Our turkey poults will be arriving in about a week and a half. In the meantime, the wild turkeys in our area have really been out and about. Nearly every morning, we see them strutting around in the neighboring field (35 acres, behind our fenced pasture), their tail feathers fanned majestically.
This afternoon, for the first time, a couple of big toms flew into our pasture — but then they couldn’t find a way out. One was on the sheep side of the pasture and the other was on the goat side; the two of them strutted confusedly up and down the dividing fence, stopping now and then to press themselves into it, not seeming to understand why they couldn’t go through it and be together. (Even in the wild, it appears that turkeys are pretty dim-witted.)
Anyway, this had been going on for the better part of an hour before ten-year-old Homeschooled Farm Girl happened to look out and notice it. She came running to find me, and announced, “Daddy, there’s a wild turkey on our property! Too bad you can’t hunt it.”
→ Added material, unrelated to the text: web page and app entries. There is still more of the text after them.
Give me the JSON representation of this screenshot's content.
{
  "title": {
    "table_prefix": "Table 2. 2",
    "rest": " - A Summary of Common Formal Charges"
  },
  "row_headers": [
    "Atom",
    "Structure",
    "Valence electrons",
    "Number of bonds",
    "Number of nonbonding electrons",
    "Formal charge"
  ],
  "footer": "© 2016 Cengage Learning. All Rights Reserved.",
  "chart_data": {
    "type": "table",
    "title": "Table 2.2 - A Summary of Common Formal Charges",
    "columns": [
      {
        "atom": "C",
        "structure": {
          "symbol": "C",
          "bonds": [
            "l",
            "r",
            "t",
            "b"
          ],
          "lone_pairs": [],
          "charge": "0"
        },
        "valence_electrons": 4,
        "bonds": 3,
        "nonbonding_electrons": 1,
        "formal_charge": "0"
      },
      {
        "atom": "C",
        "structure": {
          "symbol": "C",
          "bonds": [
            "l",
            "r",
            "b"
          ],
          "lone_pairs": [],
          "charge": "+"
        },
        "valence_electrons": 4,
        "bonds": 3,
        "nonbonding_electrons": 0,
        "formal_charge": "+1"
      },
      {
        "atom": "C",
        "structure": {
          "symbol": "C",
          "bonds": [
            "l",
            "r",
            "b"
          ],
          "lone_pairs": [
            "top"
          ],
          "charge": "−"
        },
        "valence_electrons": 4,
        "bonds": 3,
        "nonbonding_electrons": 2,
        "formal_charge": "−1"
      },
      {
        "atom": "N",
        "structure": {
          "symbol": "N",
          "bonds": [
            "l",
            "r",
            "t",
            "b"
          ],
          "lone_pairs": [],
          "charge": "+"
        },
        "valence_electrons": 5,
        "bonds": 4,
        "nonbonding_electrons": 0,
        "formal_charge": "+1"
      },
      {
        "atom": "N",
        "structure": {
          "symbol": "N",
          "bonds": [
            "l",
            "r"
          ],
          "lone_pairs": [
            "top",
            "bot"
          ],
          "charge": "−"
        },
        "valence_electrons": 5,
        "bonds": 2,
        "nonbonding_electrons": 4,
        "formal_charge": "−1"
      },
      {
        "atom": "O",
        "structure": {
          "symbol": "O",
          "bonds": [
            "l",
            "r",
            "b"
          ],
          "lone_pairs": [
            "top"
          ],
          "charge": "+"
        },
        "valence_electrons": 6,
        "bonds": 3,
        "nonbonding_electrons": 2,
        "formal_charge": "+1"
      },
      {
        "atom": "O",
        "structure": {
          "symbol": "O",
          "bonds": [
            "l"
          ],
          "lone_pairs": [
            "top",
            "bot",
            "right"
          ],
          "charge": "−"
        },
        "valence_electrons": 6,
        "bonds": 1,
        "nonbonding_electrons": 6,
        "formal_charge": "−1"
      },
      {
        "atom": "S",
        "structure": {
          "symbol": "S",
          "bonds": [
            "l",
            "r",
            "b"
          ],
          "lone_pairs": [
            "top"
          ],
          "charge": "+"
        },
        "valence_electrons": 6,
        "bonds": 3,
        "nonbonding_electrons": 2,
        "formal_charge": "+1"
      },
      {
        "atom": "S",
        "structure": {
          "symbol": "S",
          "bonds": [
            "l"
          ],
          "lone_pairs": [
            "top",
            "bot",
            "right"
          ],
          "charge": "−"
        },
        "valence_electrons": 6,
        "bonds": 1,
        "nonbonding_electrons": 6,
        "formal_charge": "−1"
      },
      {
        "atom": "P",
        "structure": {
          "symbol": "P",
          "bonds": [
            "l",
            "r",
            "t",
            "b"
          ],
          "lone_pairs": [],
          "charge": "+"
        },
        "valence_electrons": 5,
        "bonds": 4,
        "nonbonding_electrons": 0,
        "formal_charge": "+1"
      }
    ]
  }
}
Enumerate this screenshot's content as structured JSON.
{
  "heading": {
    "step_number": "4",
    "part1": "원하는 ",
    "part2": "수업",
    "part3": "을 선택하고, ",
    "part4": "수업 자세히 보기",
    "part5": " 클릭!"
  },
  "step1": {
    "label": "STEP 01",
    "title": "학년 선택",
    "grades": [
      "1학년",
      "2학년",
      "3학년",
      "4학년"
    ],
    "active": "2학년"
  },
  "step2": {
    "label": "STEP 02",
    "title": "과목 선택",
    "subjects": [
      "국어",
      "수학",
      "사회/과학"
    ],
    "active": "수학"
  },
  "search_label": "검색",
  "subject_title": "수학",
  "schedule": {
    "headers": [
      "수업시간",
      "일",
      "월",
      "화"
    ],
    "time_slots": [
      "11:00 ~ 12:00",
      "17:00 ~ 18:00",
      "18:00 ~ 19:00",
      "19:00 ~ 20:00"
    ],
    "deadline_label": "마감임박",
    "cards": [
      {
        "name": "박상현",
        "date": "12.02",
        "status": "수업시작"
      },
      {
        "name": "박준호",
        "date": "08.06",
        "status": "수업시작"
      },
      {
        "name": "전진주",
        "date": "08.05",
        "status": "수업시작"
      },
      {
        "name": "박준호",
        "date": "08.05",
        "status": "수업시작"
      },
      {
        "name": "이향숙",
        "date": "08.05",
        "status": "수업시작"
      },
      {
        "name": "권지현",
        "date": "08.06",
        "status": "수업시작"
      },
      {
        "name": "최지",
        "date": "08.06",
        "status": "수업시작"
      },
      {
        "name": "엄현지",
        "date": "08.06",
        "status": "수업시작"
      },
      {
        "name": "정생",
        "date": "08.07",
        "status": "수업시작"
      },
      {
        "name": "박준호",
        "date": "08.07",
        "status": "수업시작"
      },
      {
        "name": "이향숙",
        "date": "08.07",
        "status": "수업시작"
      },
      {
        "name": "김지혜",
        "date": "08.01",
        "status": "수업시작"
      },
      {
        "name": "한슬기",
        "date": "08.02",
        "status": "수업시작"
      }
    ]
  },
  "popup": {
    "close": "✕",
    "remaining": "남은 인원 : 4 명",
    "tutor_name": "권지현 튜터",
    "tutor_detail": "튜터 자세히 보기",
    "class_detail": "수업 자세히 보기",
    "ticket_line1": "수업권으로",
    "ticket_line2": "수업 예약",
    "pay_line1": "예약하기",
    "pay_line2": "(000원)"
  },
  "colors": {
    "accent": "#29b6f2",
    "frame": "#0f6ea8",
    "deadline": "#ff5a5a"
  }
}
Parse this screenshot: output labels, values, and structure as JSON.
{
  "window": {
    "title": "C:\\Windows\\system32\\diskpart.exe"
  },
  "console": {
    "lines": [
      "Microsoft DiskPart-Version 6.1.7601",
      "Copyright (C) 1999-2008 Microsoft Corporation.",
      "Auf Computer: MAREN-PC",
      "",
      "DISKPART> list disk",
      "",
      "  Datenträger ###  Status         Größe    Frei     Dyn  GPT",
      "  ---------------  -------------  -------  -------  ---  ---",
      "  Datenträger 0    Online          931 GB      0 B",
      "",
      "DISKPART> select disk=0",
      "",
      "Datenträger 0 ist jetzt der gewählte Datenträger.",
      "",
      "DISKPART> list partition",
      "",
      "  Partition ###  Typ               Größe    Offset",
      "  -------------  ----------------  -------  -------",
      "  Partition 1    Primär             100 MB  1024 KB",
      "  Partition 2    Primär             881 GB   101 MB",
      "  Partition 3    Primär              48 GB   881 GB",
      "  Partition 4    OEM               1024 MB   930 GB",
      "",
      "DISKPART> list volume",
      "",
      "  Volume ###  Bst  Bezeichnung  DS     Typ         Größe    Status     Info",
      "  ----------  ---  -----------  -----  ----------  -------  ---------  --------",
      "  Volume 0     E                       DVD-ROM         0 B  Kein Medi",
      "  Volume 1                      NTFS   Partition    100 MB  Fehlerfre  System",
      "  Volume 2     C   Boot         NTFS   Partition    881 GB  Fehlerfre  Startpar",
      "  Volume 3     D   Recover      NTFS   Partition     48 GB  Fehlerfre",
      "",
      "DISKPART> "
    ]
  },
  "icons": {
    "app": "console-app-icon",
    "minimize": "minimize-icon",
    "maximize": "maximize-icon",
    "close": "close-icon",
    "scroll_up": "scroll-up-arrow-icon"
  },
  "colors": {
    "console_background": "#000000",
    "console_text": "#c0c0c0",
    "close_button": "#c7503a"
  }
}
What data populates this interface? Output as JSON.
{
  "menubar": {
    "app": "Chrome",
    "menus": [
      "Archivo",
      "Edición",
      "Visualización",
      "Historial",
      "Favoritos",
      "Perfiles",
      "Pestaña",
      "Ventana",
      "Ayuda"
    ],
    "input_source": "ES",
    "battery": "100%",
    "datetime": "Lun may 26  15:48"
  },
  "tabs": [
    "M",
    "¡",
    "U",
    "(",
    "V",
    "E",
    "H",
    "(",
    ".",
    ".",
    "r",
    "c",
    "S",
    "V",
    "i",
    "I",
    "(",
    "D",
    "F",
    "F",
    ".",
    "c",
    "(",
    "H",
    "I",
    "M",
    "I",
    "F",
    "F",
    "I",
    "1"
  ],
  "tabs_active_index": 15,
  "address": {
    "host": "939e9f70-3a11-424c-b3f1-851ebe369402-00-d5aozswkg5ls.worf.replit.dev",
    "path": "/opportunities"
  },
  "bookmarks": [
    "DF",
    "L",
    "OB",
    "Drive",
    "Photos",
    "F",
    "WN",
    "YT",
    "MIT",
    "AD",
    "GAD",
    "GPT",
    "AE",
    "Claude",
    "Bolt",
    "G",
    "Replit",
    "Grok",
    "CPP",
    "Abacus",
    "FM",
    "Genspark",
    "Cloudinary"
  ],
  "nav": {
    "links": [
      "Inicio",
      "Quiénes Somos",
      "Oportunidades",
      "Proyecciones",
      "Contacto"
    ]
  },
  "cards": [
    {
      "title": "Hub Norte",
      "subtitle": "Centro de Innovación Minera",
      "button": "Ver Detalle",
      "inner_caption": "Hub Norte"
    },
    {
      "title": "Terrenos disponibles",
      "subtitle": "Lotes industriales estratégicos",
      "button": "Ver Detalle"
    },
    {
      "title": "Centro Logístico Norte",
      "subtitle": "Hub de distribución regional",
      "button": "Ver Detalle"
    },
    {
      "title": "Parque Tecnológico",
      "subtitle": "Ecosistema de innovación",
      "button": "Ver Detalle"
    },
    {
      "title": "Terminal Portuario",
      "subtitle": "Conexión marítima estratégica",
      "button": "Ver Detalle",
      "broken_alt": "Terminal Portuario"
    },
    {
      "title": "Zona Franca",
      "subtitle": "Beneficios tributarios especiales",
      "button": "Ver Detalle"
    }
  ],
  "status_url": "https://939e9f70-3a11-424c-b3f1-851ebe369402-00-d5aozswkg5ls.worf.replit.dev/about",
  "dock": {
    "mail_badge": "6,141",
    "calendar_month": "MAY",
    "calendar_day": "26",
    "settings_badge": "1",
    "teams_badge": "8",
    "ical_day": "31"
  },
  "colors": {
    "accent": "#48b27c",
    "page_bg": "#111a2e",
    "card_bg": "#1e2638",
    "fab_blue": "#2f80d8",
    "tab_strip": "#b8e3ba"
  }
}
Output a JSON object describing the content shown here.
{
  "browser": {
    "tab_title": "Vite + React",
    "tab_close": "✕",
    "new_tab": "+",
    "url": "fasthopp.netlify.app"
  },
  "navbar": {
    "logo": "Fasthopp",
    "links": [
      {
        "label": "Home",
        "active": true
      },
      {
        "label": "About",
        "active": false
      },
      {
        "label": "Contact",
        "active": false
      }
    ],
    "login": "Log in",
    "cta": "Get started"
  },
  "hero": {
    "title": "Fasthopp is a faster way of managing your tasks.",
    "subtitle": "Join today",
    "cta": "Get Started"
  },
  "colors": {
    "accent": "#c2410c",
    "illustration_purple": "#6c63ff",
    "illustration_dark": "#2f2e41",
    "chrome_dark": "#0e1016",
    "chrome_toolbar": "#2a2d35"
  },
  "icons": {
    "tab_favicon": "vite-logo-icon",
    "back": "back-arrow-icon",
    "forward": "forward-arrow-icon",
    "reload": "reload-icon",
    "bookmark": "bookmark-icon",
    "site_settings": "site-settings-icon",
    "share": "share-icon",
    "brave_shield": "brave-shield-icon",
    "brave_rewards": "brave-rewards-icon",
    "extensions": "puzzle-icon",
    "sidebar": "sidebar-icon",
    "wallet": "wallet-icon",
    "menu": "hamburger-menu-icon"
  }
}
“I know,” I replied, “but it’s not hunting season.”
HFG thought for a moment, and then asked, “Why don’t we chase it into the barn, and then keep it there until turkey season?”
Smart girl. But, as I explained to her, that’s not exactly legal. Or sporting.
And the best way to get delicious turkey is to raise it yourself. Which we will be doing, starting in less than two weeks.